Each of the lines below must be retyped character for character.

START DATA LISTING

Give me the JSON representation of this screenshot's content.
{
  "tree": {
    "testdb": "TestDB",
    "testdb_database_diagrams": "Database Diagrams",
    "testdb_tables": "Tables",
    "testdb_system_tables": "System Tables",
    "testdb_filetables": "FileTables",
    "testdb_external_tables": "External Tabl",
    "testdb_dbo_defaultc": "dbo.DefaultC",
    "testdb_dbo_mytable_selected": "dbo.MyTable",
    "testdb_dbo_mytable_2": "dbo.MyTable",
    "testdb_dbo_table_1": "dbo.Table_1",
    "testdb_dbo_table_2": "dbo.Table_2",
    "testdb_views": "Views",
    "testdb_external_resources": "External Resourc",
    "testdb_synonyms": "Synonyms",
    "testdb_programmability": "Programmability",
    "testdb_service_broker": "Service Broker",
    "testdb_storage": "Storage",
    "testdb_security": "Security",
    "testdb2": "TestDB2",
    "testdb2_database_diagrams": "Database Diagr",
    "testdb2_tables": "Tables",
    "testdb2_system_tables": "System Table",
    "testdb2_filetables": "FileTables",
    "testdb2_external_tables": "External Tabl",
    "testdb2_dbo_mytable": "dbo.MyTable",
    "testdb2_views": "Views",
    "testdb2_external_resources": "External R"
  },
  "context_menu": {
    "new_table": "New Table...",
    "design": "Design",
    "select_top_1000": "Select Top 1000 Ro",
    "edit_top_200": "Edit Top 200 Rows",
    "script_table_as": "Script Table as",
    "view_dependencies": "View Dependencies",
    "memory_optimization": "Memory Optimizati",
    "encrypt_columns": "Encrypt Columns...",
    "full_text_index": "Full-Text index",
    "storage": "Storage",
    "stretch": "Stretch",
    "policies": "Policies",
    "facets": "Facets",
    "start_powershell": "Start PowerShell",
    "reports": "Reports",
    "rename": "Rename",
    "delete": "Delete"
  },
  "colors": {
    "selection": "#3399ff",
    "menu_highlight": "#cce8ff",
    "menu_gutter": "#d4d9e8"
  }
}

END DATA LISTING

#### ANSWER AREA:
Give me the JSON representation of this screenshot's content.
{
  "tree": {
    "testdb": "TestDB",
    "testdb_database_diagrams": "Database Diagrams",
    "testdb_tables": "Tables",
    "testdb_system_tables": "System Tables",
    "testdb_filetables": "FileTables",
    "testdb_external_tables": "External Tabl",
    "testdb_dbo_defaultc": "dbo.DefaultC",
    "testdb_dbo_mytable_selected": "dbo.MyTable",
    "testdb_dbo_mytable_2": "dbo.MyTable",
    "testdb_dbo_table_1": "dbo.Table_1",
    "testdb_dbo_table_2": "dbo.Table_2",
    "testdb_views": "Views",
    "testdb_external_resources": "External Resourc",
    "testdb_synonyms": "Synonyms",
    "testdb_programmability": "Programmability",
    "testdb_service_broker": "Service Broker",
    "testdb_storage": "Storage",
    "testdb_security": "Security",
    "testdb2": "TestDB2",
    "testdb2_database_diagrams": "Database Diagr",
    "testdb2_tables": "Tables",
    "testdb2_system_tables": "System Table",
    "testdb2_filetables": "FileTables",
    "testdb2_external_tables": "External Tabl",
    "testdb2_dbo_mytable": "dbo.MyTable",
    "testdb2_views": "Views",
    "testdb2_external_resources": "External R"
  },
  "context_menu": {
    "new_table": "New Table...",
    "design": "Design",
    "select_top_1000": "Select Top 1000 Ro",
    "edit_top_200": "Edit Top 200 Rows",
    "script_table_as": "Script Table as",
    "view_dependencies": "View Dependencies",
    "memory_optimization": "Memory Optimizati",
    "encrypt_columns": "Encrypt Columns...",
    "full_text_index": "Full-Text index",
    "storage": "Storage",
    "stretch": "Stretch",
    "policies": "Policies",
    "facets": "Facets",
    "start_powershell": "Start PowerShell",
    "reports": "Reports",
    "rename": "Rename",
    "delete": "Delete"
  },
  "colors": {
    "selection": "#3399ff",
    "menu_highlight": "#cce8ff",
    "menu_gutter": "#d4d9e8"
  }
}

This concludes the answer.